Filter out all lines without the word "JSON" from the data below, please, and copy the rest.

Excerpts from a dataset
==========
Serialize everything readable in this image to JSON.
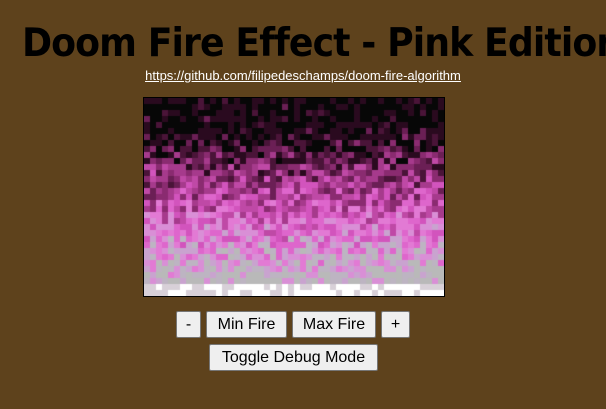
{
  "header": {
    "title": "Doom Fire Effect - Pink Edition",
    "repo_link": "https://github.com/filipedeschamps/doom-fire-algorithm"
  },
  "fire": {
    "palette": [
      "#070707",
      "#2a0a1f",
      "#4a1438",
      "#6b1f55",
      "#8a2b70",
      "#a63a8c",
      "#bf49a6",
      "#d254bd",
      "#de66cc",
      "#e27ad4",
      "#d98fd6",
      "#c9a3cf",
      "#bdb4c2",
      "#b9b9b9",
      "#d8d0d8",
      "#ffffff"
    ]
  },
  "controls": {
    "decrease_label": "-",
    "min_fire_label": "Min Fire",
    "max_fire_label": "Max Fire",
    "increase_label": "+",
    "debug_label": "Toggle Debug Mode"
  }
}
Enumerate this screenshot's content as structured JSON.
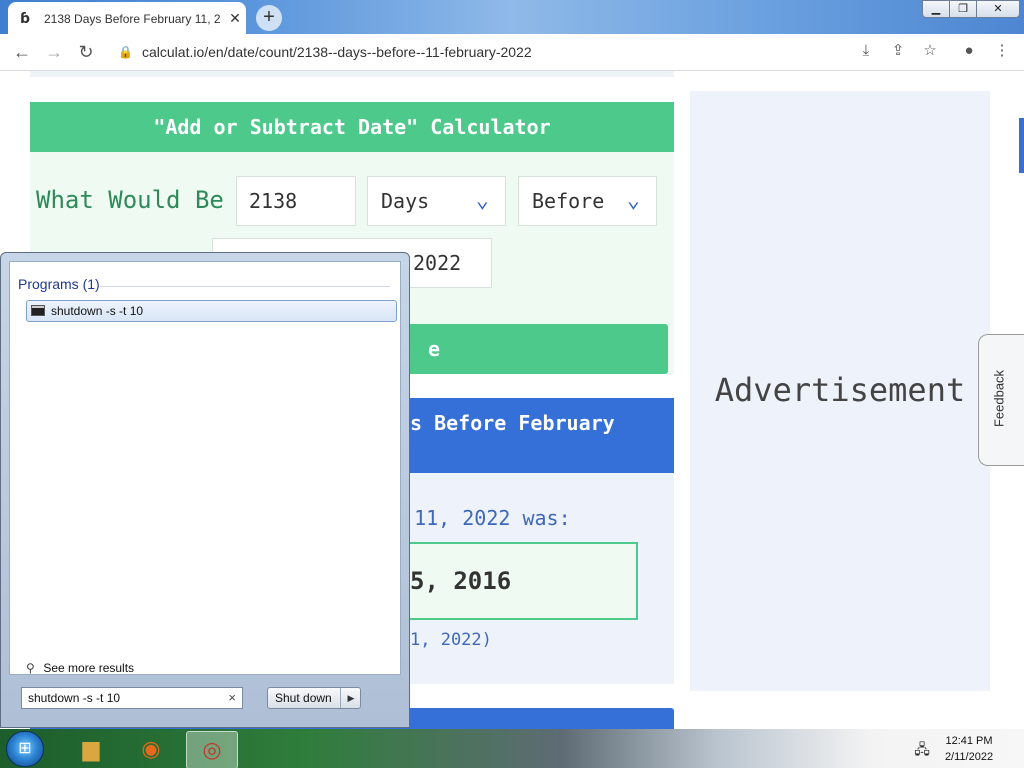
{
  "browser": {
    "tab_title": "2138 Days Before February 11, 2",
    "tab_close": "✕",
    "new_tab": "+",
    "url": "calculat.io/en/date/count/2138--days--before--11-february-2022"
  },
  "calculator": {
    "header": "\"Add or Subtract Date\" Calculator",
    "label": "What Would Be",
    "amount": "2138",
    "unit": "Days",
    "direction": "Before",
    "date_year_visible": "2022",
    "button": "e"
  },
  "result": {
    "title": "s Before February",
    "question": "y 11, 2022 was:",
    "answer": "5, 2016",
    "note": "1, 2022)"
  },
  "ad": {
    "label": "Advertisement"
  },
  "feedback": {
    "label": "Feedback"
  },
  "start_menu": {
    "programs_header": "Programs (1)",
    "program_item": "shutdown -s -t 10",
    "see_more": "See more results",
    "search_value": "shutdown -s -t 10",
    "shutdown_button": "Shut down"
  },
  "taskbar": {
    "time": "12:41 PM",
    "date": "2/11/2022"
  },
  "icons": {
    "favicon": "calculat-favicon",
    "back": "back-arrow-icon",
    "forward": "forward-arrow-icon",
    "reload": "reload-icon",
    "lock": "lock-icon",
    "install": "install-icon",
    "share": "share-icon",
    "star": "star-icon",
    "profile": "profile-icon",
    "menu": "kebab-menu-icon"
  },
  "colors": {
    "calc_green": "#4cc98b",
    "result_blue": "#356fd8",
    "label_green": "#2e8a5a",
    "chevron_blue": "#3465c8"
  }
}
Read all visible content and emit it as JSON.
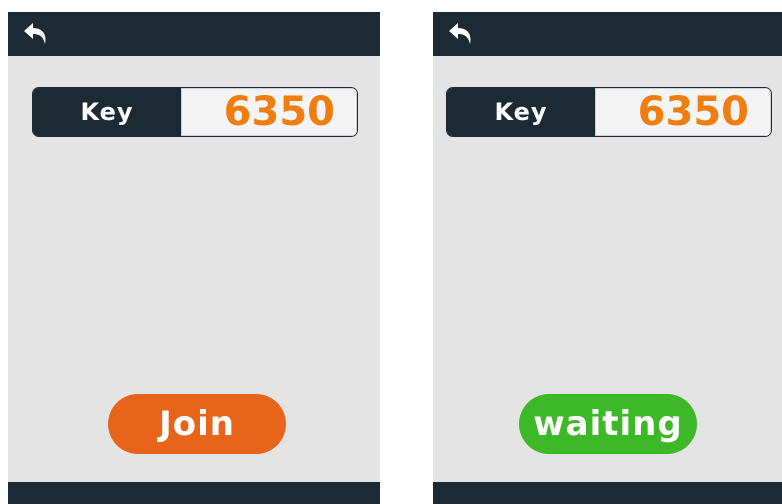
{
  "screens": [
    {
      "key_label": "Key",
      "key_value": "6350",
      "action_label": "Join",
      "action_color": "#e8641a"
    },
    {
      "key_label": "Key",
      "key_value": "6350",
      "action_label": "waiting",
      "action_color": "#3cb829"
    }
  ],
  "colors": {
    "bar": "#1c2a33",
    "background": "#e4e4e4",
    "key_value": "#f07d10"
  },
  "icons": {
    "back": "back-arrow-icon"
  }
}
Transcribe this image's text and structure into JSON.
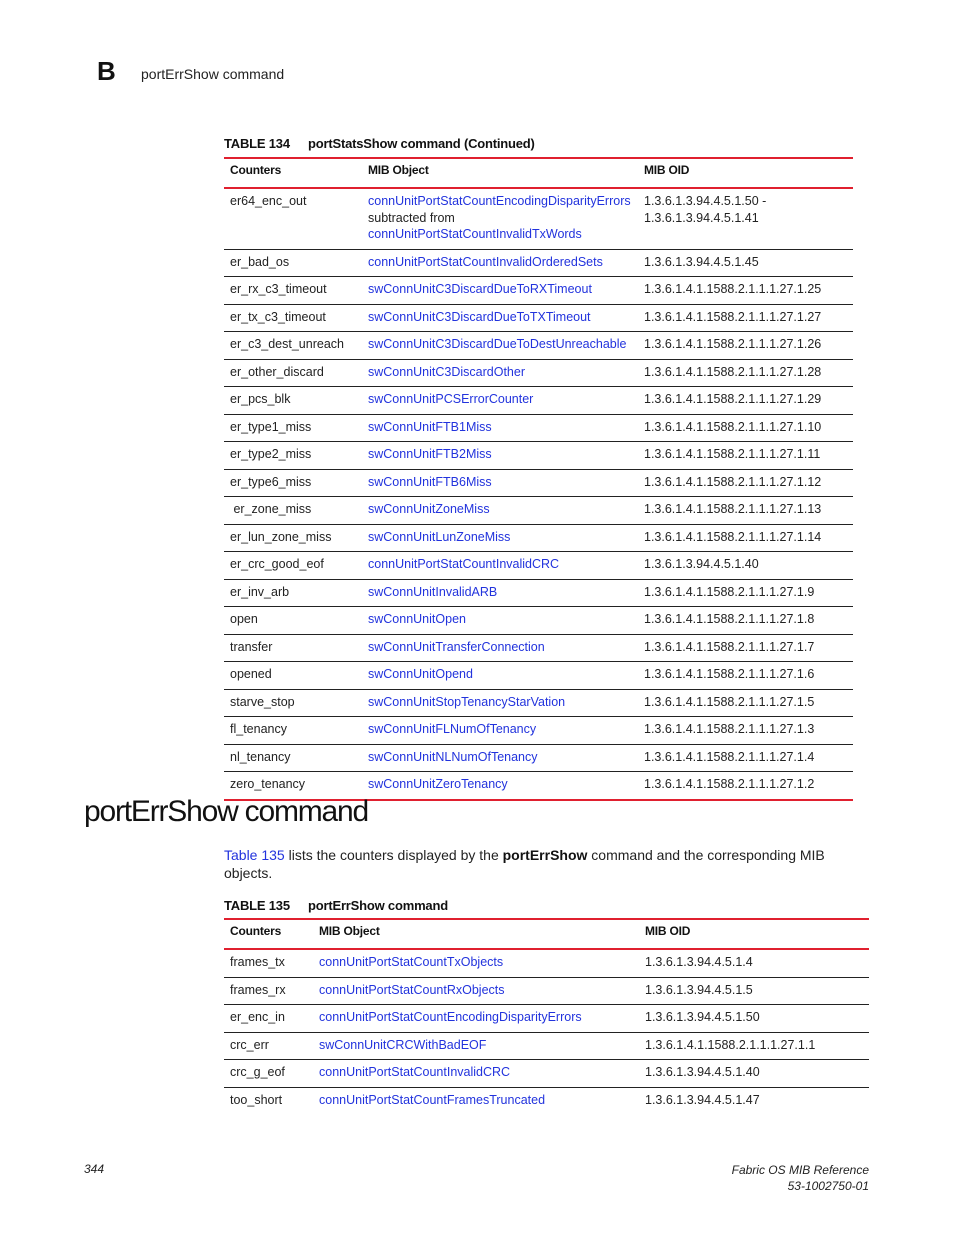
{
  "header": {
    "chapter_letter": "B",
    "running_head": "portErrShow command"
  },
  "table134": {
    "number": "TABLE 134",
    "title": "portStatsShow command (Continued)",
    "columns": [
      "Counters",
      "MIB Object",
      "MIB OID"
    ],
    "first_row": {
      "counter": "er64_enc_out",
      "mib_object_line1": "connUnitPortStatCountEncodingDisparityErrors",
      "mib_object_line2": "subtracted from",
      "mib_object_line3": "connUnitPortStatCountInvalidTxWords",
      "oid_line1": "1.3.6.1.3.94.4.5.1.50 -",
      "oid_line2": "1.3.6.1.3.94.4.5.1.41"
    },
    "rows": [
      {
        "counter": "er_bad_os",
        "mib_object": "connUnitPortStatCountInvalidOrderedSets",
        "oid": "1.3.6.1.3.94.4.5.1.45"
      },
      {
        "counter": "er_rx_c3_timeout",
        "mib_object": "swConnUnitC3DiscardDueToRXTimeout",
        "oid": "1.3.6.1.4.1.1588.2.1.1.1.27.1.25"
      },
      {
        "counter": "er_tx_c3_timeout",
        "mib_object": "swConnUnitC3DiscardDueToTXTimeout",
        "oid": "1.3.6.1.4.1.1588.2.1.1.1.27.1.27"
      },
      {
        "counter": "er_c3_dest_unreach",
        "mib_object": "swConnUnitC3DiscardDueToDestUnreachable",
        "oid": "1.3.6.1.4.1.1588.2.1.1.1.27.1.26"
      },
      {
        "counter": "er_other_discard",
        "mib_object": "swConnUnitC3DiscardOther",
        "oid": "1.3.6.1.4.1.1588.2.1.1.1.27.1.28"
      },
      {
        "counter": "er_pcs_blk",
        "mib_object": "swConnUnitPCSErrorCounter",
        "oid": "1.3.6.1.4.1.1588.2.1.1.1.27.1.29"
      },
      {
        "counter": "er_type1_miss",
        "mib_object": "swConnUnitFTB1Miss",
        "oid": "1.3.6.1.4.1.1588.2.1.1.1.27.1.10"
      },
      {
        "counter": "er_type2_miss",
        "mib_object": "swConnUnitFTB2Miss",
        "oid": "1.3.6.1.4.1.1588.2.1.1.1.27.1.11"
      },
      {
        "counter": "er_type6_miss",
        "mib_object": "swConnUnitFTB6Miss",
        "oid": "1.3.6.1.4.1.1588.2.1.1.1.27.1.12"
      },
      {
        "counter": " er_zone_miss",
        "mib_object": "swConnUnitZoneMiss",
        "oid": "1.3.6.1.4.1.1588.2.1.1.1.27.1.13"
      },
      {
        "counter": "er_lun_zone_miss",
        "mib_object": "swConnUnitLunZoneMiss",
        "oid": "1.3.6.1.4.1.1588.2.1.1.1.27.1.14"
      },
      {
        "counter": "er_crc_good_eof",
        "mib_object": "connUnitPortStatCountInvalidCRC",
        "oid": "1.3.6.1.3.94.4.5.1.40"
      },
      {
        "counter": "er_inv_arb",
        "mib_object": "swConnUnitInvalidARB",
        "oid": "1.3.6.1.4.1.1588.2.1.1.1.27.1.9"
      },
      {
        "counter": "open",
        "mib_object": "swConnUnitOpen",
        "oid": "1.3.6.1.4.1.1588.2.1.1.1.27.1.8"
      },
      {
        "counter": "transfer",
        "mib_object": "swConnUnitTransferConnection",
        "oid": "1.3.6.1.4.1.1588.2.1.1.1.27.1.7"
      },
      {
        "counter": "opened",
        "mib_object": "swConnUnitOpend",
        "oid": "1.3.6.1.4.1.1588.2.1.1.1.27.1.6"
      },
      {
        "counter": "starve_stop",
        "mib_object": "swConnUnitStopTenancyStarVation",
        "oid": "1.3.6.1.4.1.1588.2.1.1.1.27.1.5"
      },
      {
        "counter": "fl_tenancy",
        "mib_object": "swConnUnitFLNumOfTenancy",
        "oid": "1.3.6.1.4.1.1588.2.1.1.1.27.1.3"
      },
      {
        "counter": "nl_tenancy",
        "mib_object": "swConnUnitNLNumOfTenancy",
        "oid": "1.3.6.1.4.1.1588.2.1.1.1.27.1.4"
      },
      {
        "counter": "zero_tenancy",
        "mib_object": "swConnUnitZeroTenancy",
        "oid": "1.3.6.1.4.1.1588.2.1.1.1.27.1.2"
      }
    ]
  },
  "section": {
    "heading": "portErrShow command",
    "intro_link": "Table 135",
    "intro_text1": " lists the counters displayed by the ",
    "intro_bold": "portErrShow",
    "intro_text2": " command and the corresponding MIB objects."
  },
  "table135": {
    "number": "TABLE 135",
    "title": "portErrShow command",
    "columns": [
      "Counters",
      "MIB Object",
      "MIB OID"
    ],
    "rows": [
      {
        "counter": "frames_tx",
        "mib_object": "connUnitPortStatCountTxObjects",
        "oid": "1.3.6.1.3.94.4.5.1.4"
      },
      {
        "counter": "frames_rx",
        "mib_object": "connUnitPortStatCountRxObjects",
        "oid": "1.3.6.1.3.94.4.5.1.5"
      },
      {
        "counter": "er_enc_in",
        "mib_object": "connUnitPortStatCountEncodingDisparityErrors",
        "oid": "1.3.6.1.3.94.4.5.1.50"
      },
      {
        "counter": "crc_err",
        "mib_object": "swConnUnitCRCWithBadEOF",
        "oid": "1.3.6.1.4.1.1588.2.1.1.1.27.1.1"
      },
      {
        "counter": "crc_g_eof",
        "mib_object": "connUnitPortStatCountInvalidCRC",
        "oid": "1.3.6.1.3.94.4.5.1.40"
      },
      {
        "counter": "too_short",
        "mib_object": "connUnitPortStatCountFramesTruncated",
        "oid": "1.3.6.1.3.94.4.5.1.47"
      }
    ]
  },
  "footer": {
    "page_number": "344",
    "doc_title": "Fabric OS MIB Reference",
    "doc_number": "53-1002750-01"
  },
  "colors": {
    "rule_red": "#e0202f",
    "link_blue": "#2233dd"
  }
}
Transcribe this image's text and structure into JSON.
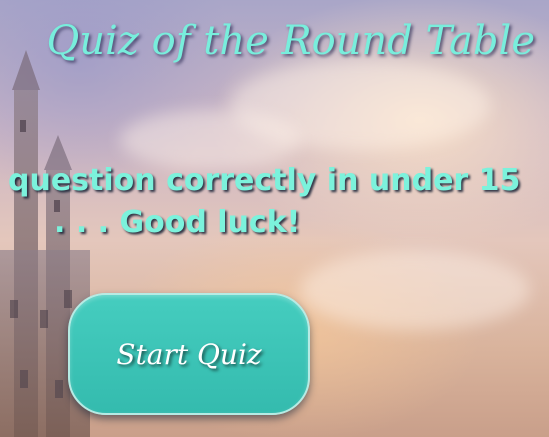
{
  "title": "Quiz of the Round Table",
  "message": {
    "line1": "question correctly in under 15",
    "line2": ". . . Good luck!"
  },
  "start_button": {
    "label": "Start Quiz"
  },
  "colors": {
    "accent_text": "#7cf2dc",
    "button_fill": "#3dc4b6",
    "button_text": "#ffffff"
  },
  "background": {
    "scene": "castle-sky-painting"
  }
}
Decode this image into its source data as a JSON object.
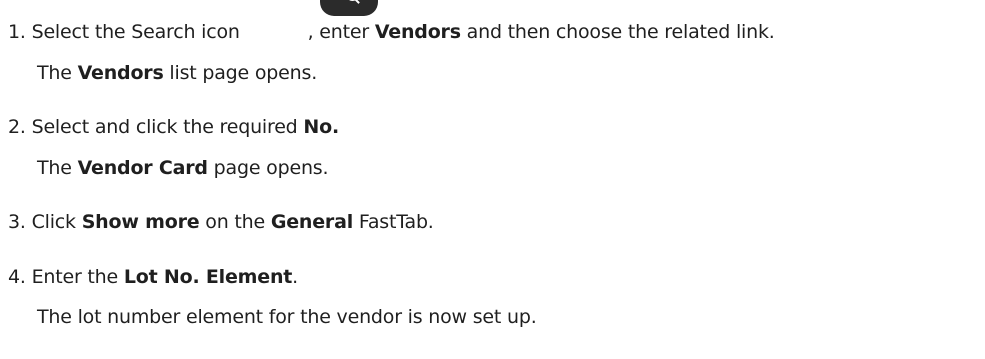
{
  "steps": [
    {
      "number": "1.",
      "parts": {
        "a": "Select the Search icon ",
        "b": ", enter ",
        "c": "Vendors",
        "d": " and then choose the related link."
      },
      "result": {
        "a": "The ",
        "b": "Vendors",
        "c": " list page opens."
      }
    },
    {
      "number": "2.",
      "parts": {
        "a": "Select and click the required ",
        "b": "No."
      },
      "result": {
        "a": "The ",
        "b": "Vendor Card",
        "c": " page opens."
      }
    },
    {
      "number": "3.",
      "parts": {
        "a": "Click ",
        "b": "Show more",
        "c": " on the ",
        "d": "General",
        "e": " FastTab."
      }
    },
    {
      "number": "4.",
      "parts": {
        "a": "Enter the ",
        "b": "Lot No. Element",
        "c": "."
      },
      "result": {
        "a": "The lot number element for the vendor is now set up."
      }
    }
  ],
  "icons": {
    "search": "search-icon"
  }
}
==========
*ANSWER TO THIS TASK*:
Serialize everything readable in this image to JSON.
Enumerate this screenshot's content as structured JSON.
Read all visible content and emit it as JSON.
Transcribe this image's text and structure into JSON.
Transcribe this image's text and structure into JSON.
Decode this image into its source data as a JSON object.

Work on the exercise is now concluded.